* [Task]
Please copy the data shown below, word for word.

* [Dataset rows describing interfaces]
--------------------
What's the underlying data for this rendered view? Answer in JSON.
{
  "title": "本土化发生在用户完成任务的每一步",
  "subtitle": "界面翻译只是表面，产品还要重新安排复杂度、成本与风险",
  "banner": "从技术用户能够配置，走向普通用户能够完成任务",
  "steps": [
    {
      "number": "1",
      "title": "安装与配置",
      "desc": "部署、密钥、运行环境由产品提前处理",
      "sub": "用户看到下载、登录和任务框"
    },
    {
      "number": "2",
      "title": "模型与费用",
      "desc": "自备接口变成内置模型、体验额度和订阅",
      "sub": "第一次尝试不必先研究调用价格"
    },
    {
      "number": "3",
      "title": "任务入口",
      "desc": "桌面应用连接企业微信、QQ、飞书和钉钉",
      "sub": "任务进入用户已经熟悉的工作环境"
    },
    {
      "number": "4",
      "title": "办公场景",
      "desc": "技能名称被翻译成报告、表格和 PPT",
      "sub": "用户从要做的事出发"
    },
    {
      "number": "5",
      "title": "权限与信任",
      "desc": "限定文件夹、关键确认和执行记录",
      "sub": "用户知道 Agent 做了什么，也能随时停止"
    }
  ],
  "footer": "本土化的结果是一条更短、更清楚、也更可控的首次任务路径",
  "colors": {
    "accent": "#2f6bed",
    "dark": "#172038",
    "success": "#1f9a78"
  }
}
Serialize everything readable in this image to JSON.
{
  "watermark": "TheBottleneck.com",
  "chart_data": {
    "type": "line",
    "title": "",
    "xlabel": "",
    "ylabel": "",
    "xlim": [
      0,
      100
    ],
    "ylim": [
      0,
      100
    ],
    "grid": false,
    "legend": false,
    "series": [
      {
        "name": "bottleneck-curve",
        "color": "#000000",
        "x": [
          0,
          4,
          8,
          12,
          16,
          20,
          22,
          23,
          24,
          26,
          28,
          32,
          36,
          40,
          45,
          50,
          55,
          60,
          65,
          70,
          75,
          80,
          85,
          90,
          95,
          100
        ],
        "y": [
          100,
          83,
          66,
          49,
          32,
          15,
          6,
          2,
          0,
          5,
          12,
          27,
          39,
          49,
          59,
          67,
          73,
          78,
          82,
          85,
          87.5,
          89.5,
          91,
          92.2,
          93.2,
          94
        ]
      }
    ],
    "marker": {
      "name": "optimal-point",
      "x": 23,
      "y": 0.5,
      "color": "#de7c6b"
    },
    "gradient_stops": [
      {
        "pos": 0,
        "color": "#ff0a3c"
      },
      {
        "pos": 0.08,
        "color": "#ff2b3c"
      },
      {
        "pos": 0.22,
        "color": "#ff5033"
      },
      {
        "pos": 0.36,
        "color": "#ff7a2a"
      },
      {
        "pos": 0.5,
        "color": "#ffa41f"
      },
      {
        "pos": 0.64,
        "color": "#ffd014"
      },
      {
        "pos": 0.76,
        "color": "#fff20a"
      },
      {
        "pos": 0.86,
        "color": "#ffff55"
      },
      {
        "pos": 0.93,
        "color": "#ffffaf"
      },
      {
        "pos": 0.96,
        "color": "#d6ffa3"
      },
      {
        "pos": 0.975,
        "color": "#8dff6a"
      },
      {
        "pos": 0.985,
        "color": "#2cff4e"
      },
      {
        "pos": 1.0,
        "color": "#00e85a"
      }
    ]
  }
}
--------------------
* [Answer space]
What's the underlying data for this rendered view? Answer in JSON.
{
  "title": "本土化发生在用户完成任务的每一步",
  "subtitle": "界面翻译只是表面，产品还要重新安排复杂度、成本与风险",
  "banner": "从技术用户能够配置，走向普通用户能够完成任务",
  "steps": [
    {
      "number": "1",
      "title": "安装与配置",
      "desc": "部署、密钥、运行环境由产品提前处理",
      "sub": "用户看到下载、登录和任务框"
    },
    {
      "number": "2",
      "title": "模型与费用",
      "desc": "自备接口变成内置模型、体验额度和订阅",
      "sub": "第一次尝试不必先研究调用价格"
    },
    {
      "number": "3",
      "title": "任务入口",
      "desc": "桌面应用连接企业微信、QQ、飞书和钉钉",
      "sub": "任务进入用户已经熟悉的工作环境"
    },
    {
      "number": "4",
      "title": "办公场景",
      "desc": "技能名称被翻译成报告、表格和 PPT",
      "sub": "用户从要做的事出发"
    },
    {
      "number": "5",
      "title": "权限与信任",
      "desc": "限定文件夹、关键确认和执行记录",
      "sub": "用户知道 Agent 做了什么，也能随时停止"
    }
  ],
  "footer": "本土化的结果是一条更短、更清楚、也更可控的首次任务路径",
  "colors": {
    "accent": "#2f6bed",
    "dark": "#172038",
    "success": "#1f9a78"
  }
}
Serialize everything readable in this image to JSON.
{
  "watermark": "TheBottleneck.com",
  "chart_data": {
    "type": "line",
    "title": "",
    "xlabel": "",
    "ylabel": "",
    "xlim": [
      0,
      100
    ],
    "ylim": [
      0,
      100
    ],
    "grid": false,
    "legend": false,
    "series": [
      {
        "name": "bottleneck-curve",
        "color": "#000000",
        "x": [
          0,
          4,
          8,
          12,
          16,
          20,
          22,
          23,
          24,
          26,
          28,
          32,
          36,
          40,
          45,
          50,
          55,
          60,
          65,
          70,
          75,
          80,
          85,
          90,
          95,
          100
        ],
        "y": [
          100,
          83,
          66,
          49,
          32,
          15,
          6,
          2,
          0,
          5,
          12,
          27,
          39,
          49,
          59,
          67,
          73,
          78,
          82,
          85,
          87.5,
          89.5,
          91,
          92.2,
          93.2,
          94
        ]
      }
    ],
    "marker": {
      "name": "optimal-point",
      "x": 23,
      "y": 0.5,
      "color": "#de7c6b"
    },
    "gradient_stops": [
      {
        "pos": 0,
        "color": "#ff0a3c"
      },
      {
        "pos": 0.08,
        "color": "#ff2b3c"
      },
      {
        "pos": 0.22,
        "color": "#ff5033"
      },
      {
        "pos": 0.36,
        "color": "#ff7a2a"
      },
      {
        "pos": 0.5,
        "color": "#ffa41f"
      },
      {
        "pos": 0.64,
        "color": "#ffd014"
      },
      {
        "pos": 0.76,
        "color": "#fff20a"
      },
      {
        "pos": 0.86,
        "color": "#ffff55"
      },
      {
        "pos": 0.93,
        "color": "#ffffaf"
      },
      {
        "pos": 0.96,
        "color": "#d6ffa3"
      },
      {
        "pos": 0.975,
        "color": "#8dff6a"
      },
      {
        "pos": 0.985,
        "color": "#2cff4e"
      },
      {
        "pos": 1.0,
        "color": "#00e85a"
      }
    ]
  }
}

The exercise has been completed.